By Tom Collins
Good luck trying to find a crop advisor who will do a pest assessment for farms that want to use neonicotinoid-treated corn or soybean seeds. They’re very hard to find.
With the province’s phased-in ban on neonics, farmers wanting to use the neonic pesticide in Frontenac, Prince Edward, Stormont, Dundas and Glengarry counties will now need professional pest advisors to do the pest assessments. All other counties will be phased into the neonic ban over the next two years.
However, farmers in the five affected counties can still avoid paying for a pest advisor and still use neonic seeds for the 2018 planting season if they buy their seeds within one year of conducting their own pest assessment.
Farmers Forum made more than 20 phone calls and found a lone crop advisor willing to do the pest assessment for neonics. Only Lancaster’s Munro Agromart, in South Glengarry, was willing to do assessments. They hadn’t figured out the cost yet.
Alex Romon, a certified crop advisor with Munro Agromart, hasn’t received any calls asking for an assessment, but says most farmers are switching to other pesticide options for corn.
“We’re all against what the government is doing but there won’t be too many guys who will putting on neonics anyway,” he says. “But now with Lumivia (a DuPont Pioneer alternative), we’ll be okay. I don’t see a big, big worry, to be honest.”
Many crop advisors say they won’t do the assessments because it’s too time-consuming. It could take four hours spread over a number of days to conduct a pest assessment of 100 acres.
“I’m not doing it,” says Bryan Cook of Cropland Consulting, at Prescott. “Farmers basically want to pay you to get to the threshold so they can buy the class 12. The threshold is so bogus and so elusive that I may not get to that threshold. If I do all the work and don’t get the threshold, that doesn’t mean that farmers are not at risk, it just means I can’t give them (neonic-treated seed).”
New provincial regulations say farmers must get a pest assessment before being allowed to use neonic-treated corn and soybean seeds. The regulations were brought in as a result of a high number of bee deaths over the 2015-16 winter even though studies have been far from conclusive on whether neonics cause bee deaths, argues the Grain Farmers of Ontario, saying the decision was political to appease environmentalists.
Almost all of the corn seeds in Ontario and 60 per cent of soybean seeds are treated with neonics. The GFO says there are at least six other bee stressors.
Maizex director of business management, Steve Denys, says problems getting crop advisors to do assessments was by government design.
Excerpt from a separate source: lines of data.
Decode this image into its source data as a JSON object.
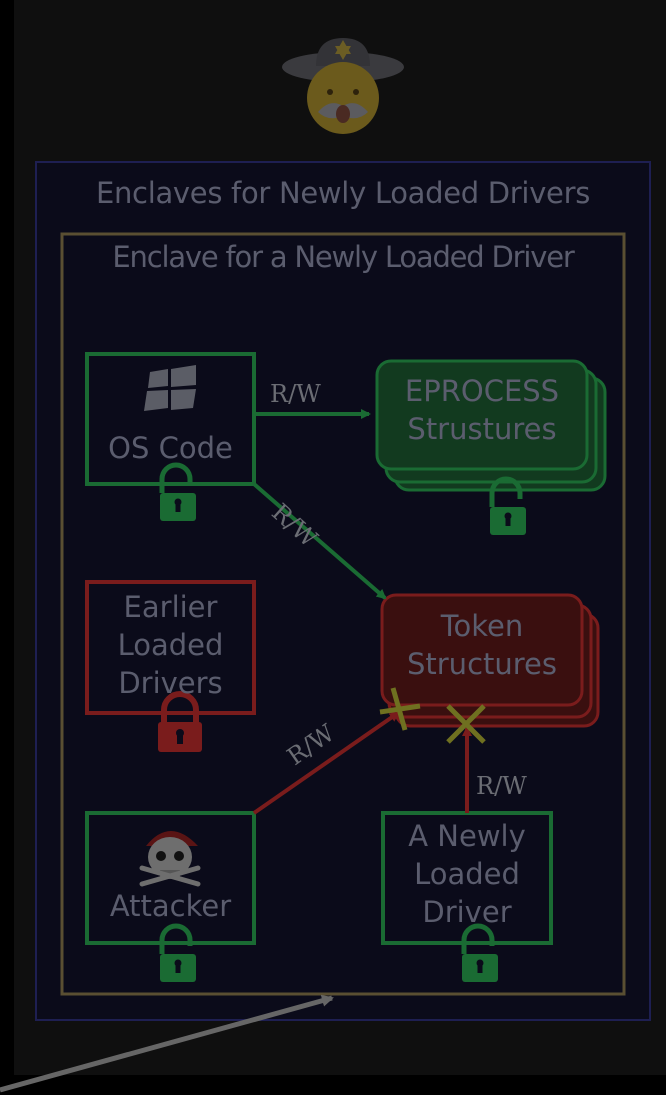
{
  "outer": {
    "title": "Enclaves for Newly Loaded Drivers"
  },
  "inner": {
    "title": "Enclave for a Newly Loaded Driver"
  },
  "nodes": {
    "os_code": {
      "label": "OS Code",
      "icon": "windows-logo-icon",
      "lock": "unlocked"
    },
    "eprocess": {
      "label_line1": "EPROCESS",
      "label_line2": "Strustures",
      "lock": "unlocked"
    },
    "earlier": {
      "line1": "Earlier",
      "line2": "Loaded",
      "line3": "Drivers",
      "lock": "locked"
    },
    "token": {
      "line1": "Token",
      "line2": "Structures"
    },
    "attacker": {
      "label": "Attacker",
      "icon": "pirate-skull-icon",
      "lock": "unlocked"
    },
    "new_driver": {
      "line1": "A Newly",
      "line2": "Loaded",
      "line3": "Driver",
      "lock": "unlocked"
    }
  },
  "edges": {
    "os_to_eprocess": "R/W",
    "os_to_token": "R/W",
    "attacker_to_token": "R/W",
    "new_to_token": "R/W"
  },
  "colors": {
    "background": "#000000",
    "panel": "#0f0f0f",
    "enclave_outer_fill": "#0b0b1a",
    "enclave_outer_border": "#1e1f52",
    "enclave_inner_border": "#5a4f32",
    "trusted_green": "#1a6b33",
    "untrusted_red": "#7a1c1c",
    "denied_mark": "#6f7020",
    "text": "#5b5d6e"
  }
}
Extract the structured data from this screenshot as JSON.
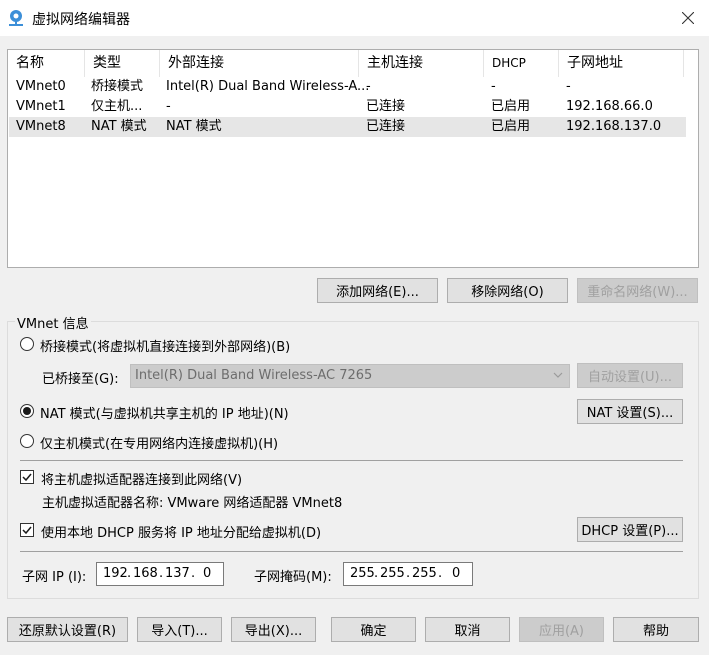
{
  "window": {
    "title": "虚拟网络编辑器",
    "icon": "virtual-network-icon",
    "close_icon": "close-icon"
  },
  "table": {
    "columns": [
      "名称",
      "类型",
      "外部连接",
      "主机连接",
      "DHCP",
      "子网地址"
    ],
    "rows": [
      {
        "name": "VMnet0",
        "type": "桥接模式",
        "external": "Intel(R) Dual Band Wireless-A...",
        "host": "-",
        "dhcp": "-",
        "subnet": "-"
      },
      {
        "name": "VMnet1",
        "type": "仅主机...",
        "external": "-",
        "host": "已连接",
        "dhcp": "已启用",
        "subnet": "192.168.66.0"
      },
      {
        "name": "VMnet8",
        "type": "NAT 模式",
        "external": "NAT 模式",
        "host": "已连接",
        "dhcp": "已启用",
        "subnet": "192.168.137.0"
      }
    ],
    "selected_row": "VMnet8"
  },
  "list_buttons": {
    "add": "添加网络(E)...",
    "remove": "移除网络(O)",
    "rename": "重命名网络(W)..."
  },
  "vmnet_info": {
    "group_label": "VMnet 信息",
    "bridge_radio": "桥接模式(将虚拟机直接连接到外部网络)(B)",
    "bridged_to_label": "已桥接至(G):",
    "bridged_to_value": "Intel(R) Dual Band Wireless-AC 7265",
    "auto_settings": "自动设置(U)...",
    "nat_radio": "NAT 模式(与虚拟机共享主机的 IP 地址)(N)",
    "nat_settings": "NAT 设置(S)...",
    "hostonly_radio": "仅主机模式(在专用网络内连接虚拟机)(H)",
    "selected_mode": "nat",
    "connect_adapter_checkbox": "将主机虚拟适配器连接到此网络(V)",
    "connect_adapter_checked": true,
    "adapter_name_text": "主机虚拟适配器名称: VMware 网络适配器 VMnet8",
    "dhcp_checkbox": "使用本地 DHCP 服务将 IP 地址分配给虚拟机(D)",
    "dhcp_checked": true,
    "dhcp_settings": "DHCP 设置(P)...",
    "subnet_ip_label": "子网 IP (I):",
    "subnet_ip": [
      "192",
      "168",
      "137",
      "0"
    ],
    "subnet_mask_label": "子网掩码(M):",
    "subnet_mask": [
      "255",
      "255",
      "255",
      "0"
    ]
  },
  "footer": {
    "restore": "还原默认设置(R)",
    "import": "导入(T)...",
    "export": "导出(X)...",
    "ok": "确定",
    "cancel": "取消",
    "apply": "应用(A)",
    "help": "帮助"
  }
}
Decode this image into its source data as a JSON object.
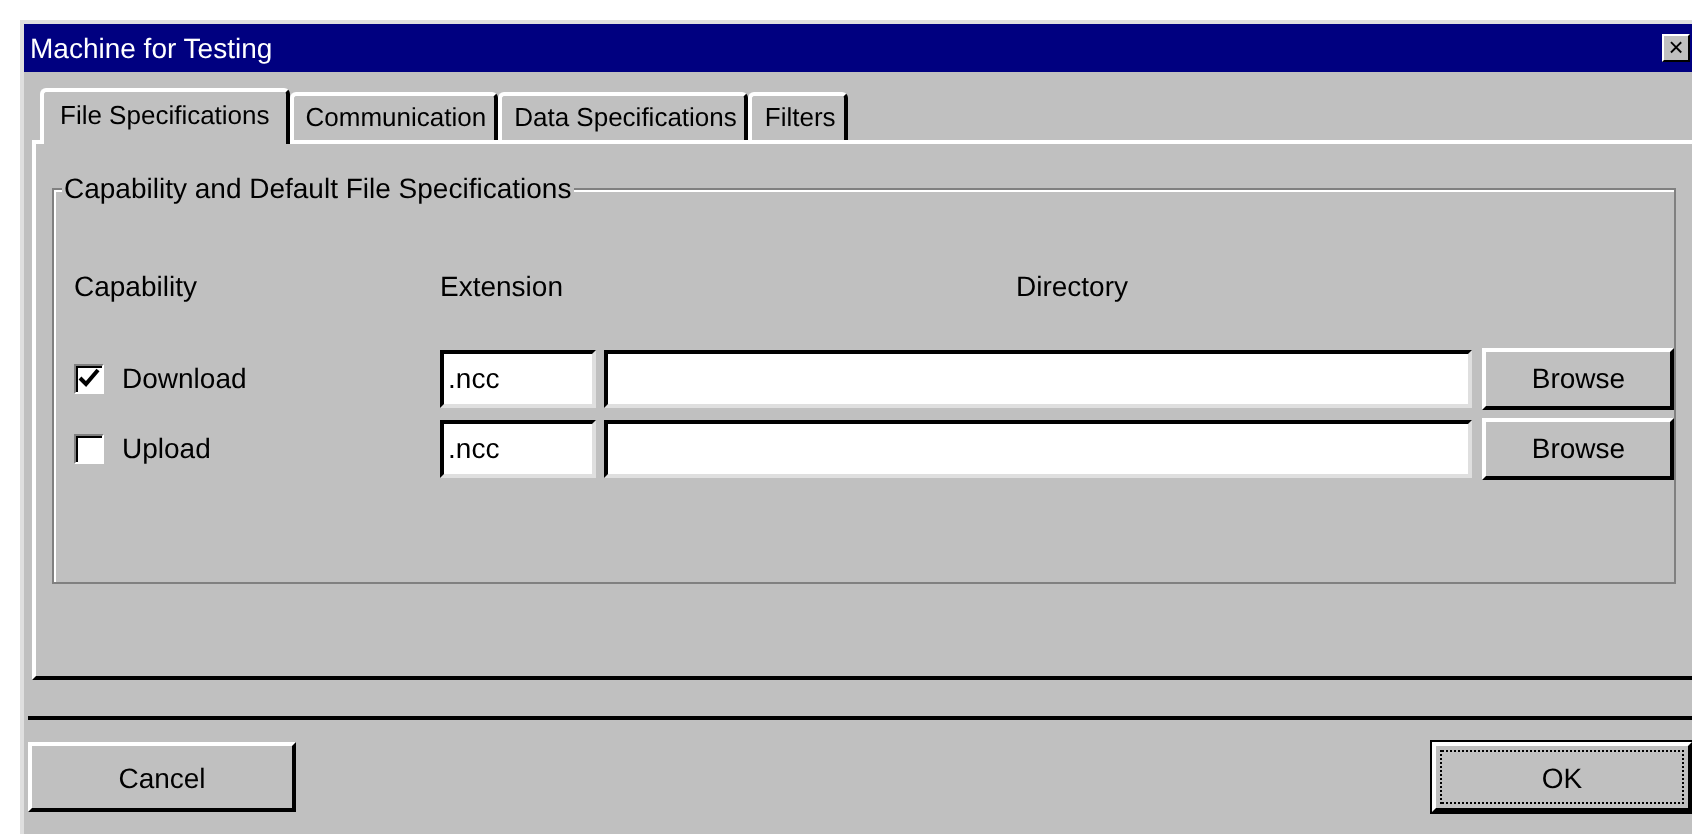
{
  "window": {
    "title": "Machine for Testing",
    "close": "×"
  },
  "tabs": [
    {
      "label": "File Specifications",
      "selected": true
    },
    {
      "label": "Communication",
      "selected": false
    },
    {
      "label": "Data Specifications",
      "selected": false
    },
    {
      "label": "Filters",
      "selected": false
    }
  ],
  "group": {
    "title": "Capability and Default File Specifications",
    "columns": [
      "Capability",
      "Extension",
      "Directory"
    ],
    "rows": [
      {
        "label": "Download",
        "checked": true,
        "extension": ".ncc",
        "button": "Browse"
      },
      {
        "label": "Upload",
        "checked": false,
        "extension": ".ncc",
        "button": "Browse"
      }
    ]
  },
  "buttons": [
    {
      "label": "Cancel",
      "default": false
    },
    {
      "label": "OK",
      "default": true
    }
  ]
}
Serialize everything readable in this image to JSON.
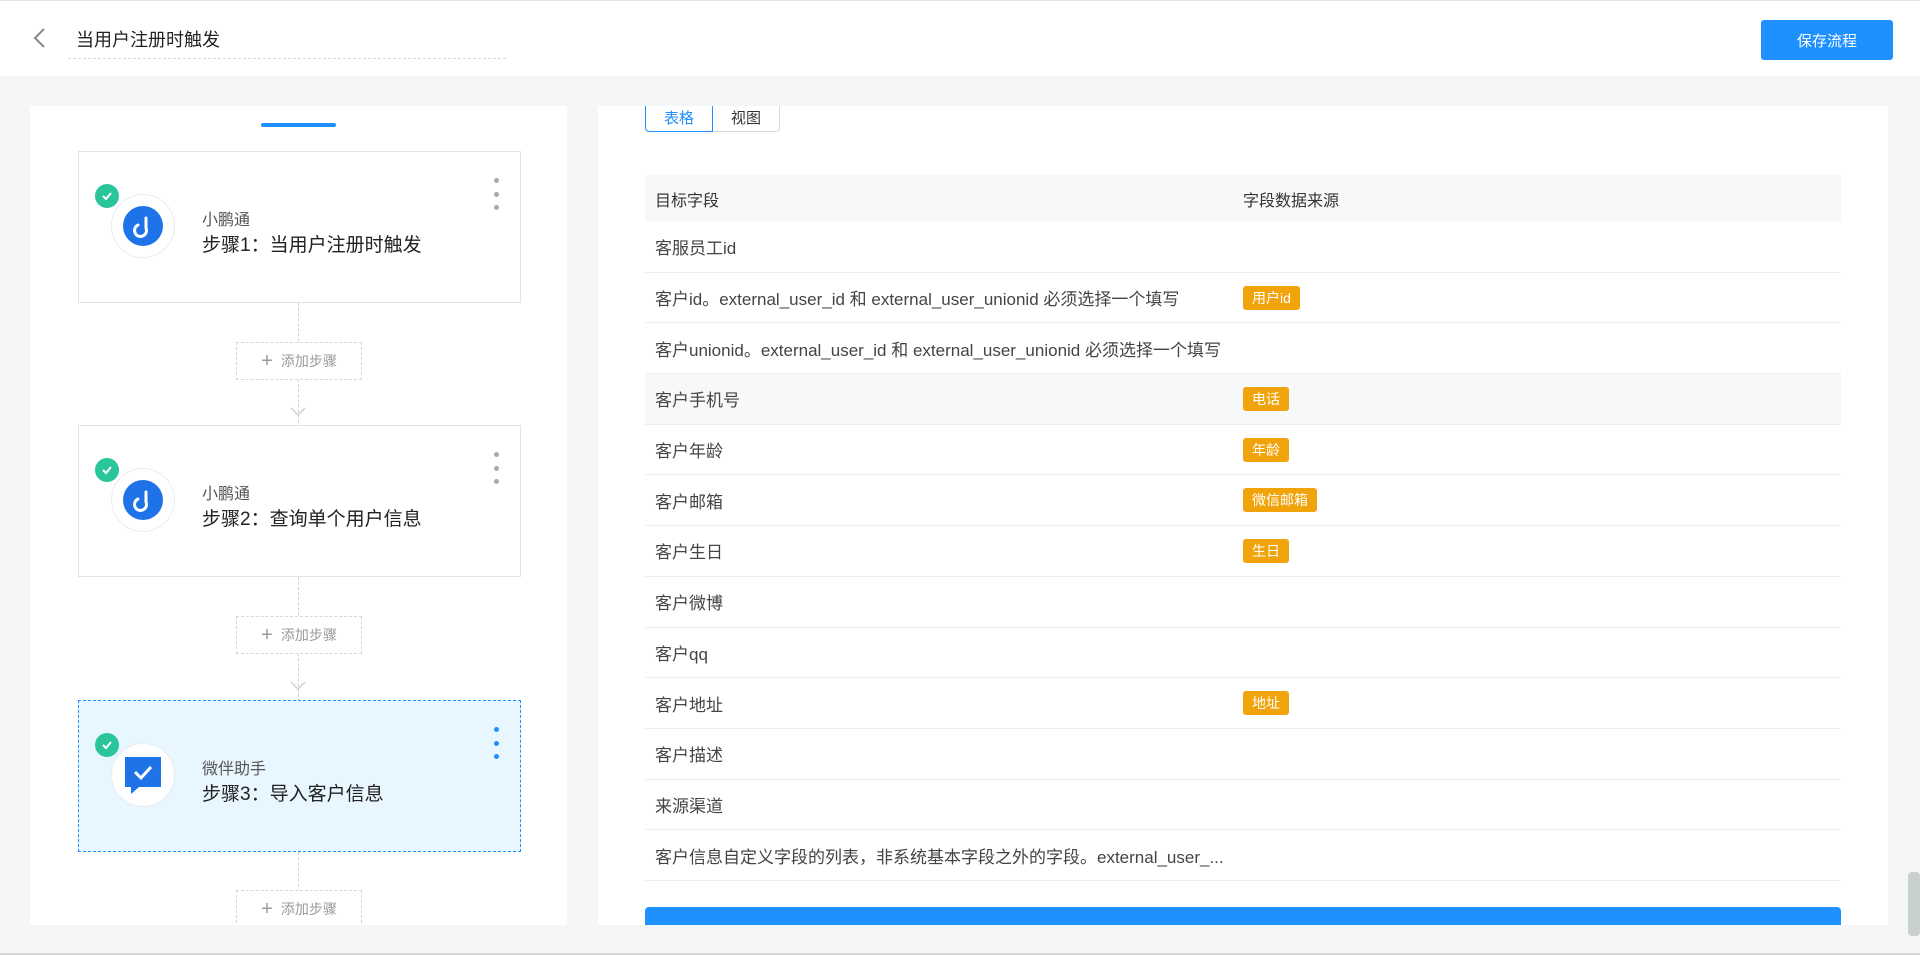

A certified crop advisor has to be present when the samples are taken, which is a lot of extra work for already-busy crop advisors.
“The regulations were written to make it problematic,” says Denys, who farms at Chatham in Western Ontario. “That’s why most people are refusing to do it. The government wrote the law in such a way that it (job of getting neonic approval) is not meant to work.”
For corn growers, DuPont Pioneer’s Lumivia and Syngenta’s Fortenza would probably be cheaper than getting fields tested, but aren’t as effective as neonics when it comes to controlling aphids and bean leaf beetle, says Denys. There are no other options for soybean growers, but Syngenta and DuPont could have registrations for alternatives in time for the 2018 spring planting, although it is more likely they won’t be available until 2019.